Besides the usual early indicators for high risk of a heart attack- overweight, poor diet, inactivity, high stress, high blood pressure, high cholesterol, and smoking- your body can send you signals in the weeks, days, and hours before an attack. Pay attention to what your body is trying to tell you. Recognizing the “pre” symptoms of a heart attack could save your life.

  1. Unexplained body pains not only in the chest but also in the shoulders, neck, and jaw.
  2. Uninitiated shortness of breath. A feeling of windedness without physical exertion.
  3. Abnormal fatigue. An unusual amount of fatigue can be a sign your heart is working harder than normal or is experiencing a deprivation in blood and oxygen.
  4. Disruption of sleep. You might suffer from periods of sleeplessness or restlessness. May also have bouts of insomnia, where you have trouble getting to sleep or staying asleep. Sleep disturbance can occur weeks to months before a heart attack.
  5. Recurrent indigestion. Some people confuse a heart attack with a bad case of heartburn. Or they may think they have the flu.
  6. Cognitive distress. If any of the other “pre” heart attack symptoms are present, you may start to suffer from some level of anxiety or fear.

Thanks, Jody! We’ll be more aware.

All the Best!

Steve Victor


Summer Tips for Your Dog

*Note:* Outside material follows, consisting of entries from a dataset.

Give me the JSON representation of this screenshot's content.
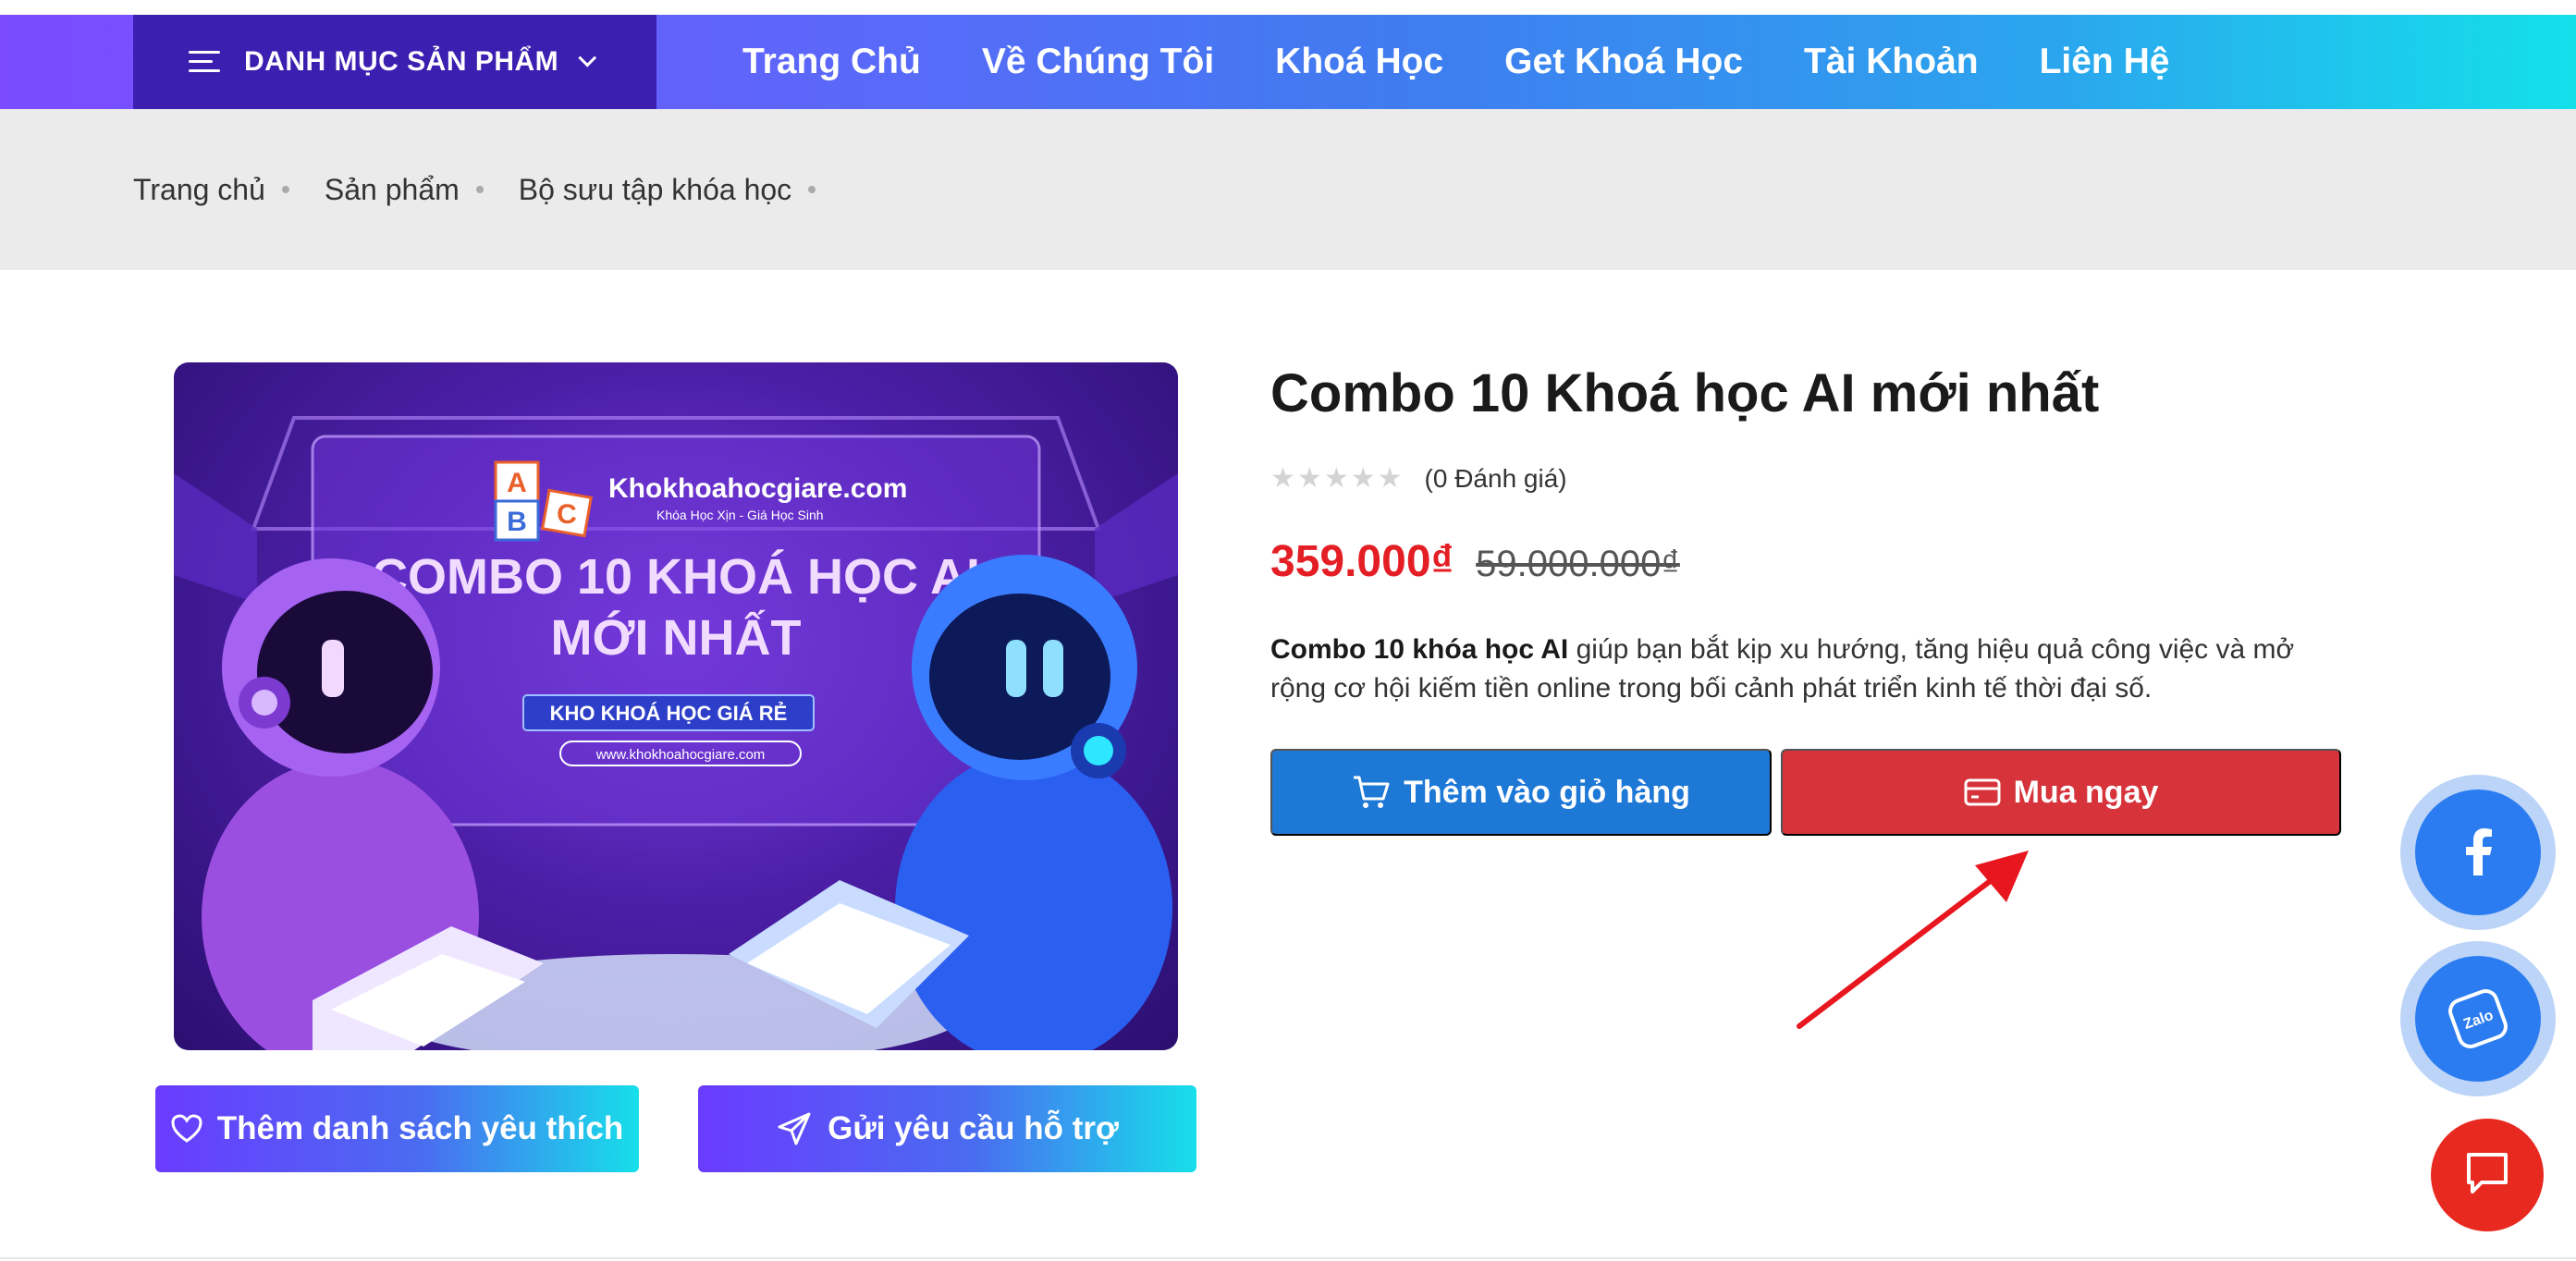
{
  "nav": {
    "category_menu": "DANH MỤC SẢN PHẨM",
    "links": [
      "Trang Chủ",
      "Về Chúng Tôi",
      "Khoá Học",
      "Get Khoá Học",
      "Tài Khoản",
      "Liên Hệ"
    ]
  },
  "breadcrumb": [
    "Trang chủ",
    "Sản phẩm",
    "Bộ sưu tập khóa học"
  ],
  "product_image": {
    "brand": "Khokhoahocgiare.com",
    "tagline": "Khóa Học Xịn - Giá Học Sinh",
    "headline_line1": "COMBO 10 KHOÁ HỌC AI",
    "headline_line2": "MỚI NHẤT",
    "badge": "KHO KHOÁ HỌC GIÁ RẺ",
    "url": "www.khokhoahocgiare.com",
    "blocks": [
      "A",
      "B",
      "C"
    ]
  },
  "product": {
    "title": "Combo 10 Khoá học AI mới nhất",
    "rating_value": 0,
    "rating_text": "(0 Đánh giá)",
    "price_new": "359.000₫",
    "price_old": "59.000.000₫",
    "desc_bold": "Combo 10 khóa học AI",
    "desc_rest": " giúp bạn bắt kịp xu hướng, tăng hiệu quả công việc và mở rộng cơ hội kiếm tiền online trong bối cảnh phát triển kinh tế thời đại số."
  },
  "buttons": {
    "add_to_cart": "Thêm vào giỏ hàng",
    "buy_now": "Mua ngay",
    "wishlist": "Thêm danh sách yêu thích",
    "support": "Gửi yêu cầu hỗ trợ"
  },
  "floating": {
    "zalo_label": "Zalo"
  },
  "colors": {
    "cart": "#1e78d6",
    "buy": "#d6333b",
    "price": "#e41e25",
    "nav_dark": "#3a1fb0"
  }
}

The hot days of summer are upon us. Your dog can’t tolerate the heat as well as you can. I asked Jody Victor® to give us some helpful information.

Jody Victor®: Humans can sweat through pores covering their whole body to dissipate heat whereas dogs can only dissipate heat by panting through their tongues, a much smaller surface. Dogs that are brachycephalic (short-faced), such as Bulldogs, Boxers, Chins, and Pekingese, have an especially hard time dissipating heat as they do not pant as efficiently as longer-faced dogs.

Here are some summer tips for your dog to help him/her survive the heat:

  1. If your dog is outside during the day make sure he/she has a shady spot to rest. Dog houses are not good shelter in the summer as they build up heat. You may want to provide a kiddie pool to let your dog cool off in the water. Provide plenty of fresh drinking water.
  2. Avoid strenuous exercise during extremely hot days. Some dogs are not smart about knowing how much heat they can take. They may keep playing fetch even though they are nearly ready to feint. Smarter dogs will take the ball you just tossed for them and lie down in the shade. Listen to your dog and let them rest if they want to lie down. If your dog is panting with the sides of the mouth wide open, he/she needs a rest. If the panting does not go down in five minutes, he/she is too hot. Spray your dog with a water mist bottle to help speed the cooling process.
  3. Take your dog on walks in the mornings or evenings. Avoid prolonged exposure to hot cement, asphalt, or sand, which can burn your dog’s paws.
  4. Make sure your dog’s vaccinations are up to date especially since he/she spends more time outside and in contact with other animals. Get an effective flea and tick medication from your vet and continue applying until first frost.
  5. Never leave your dog in a closed vehicle on a hot day. The temperature inside a car can rise to over 100 degrees in a matter of minutes.
  6. If your dog likes to go swimming keep him/her away from water that contains algae. Some kinds of algae are highly toxic and can cause quick death after ingesting just a little. Keep an eye out for swimmer’s tail, an inflammation of the tail muscles. If your dog’s tail droops like a wet noodle, he/she may have overdone it in the water. Stop the swimming and give your dog a good rest. If your dog swims in a pool, make sure he/she knows where the steps to get out of the pool are. If your dog swims in salt water make sure you rinse him/her off with fresh water when swimming is done.

Thanks, Jody! We’ll be sure to follow your advice.

Steve Victor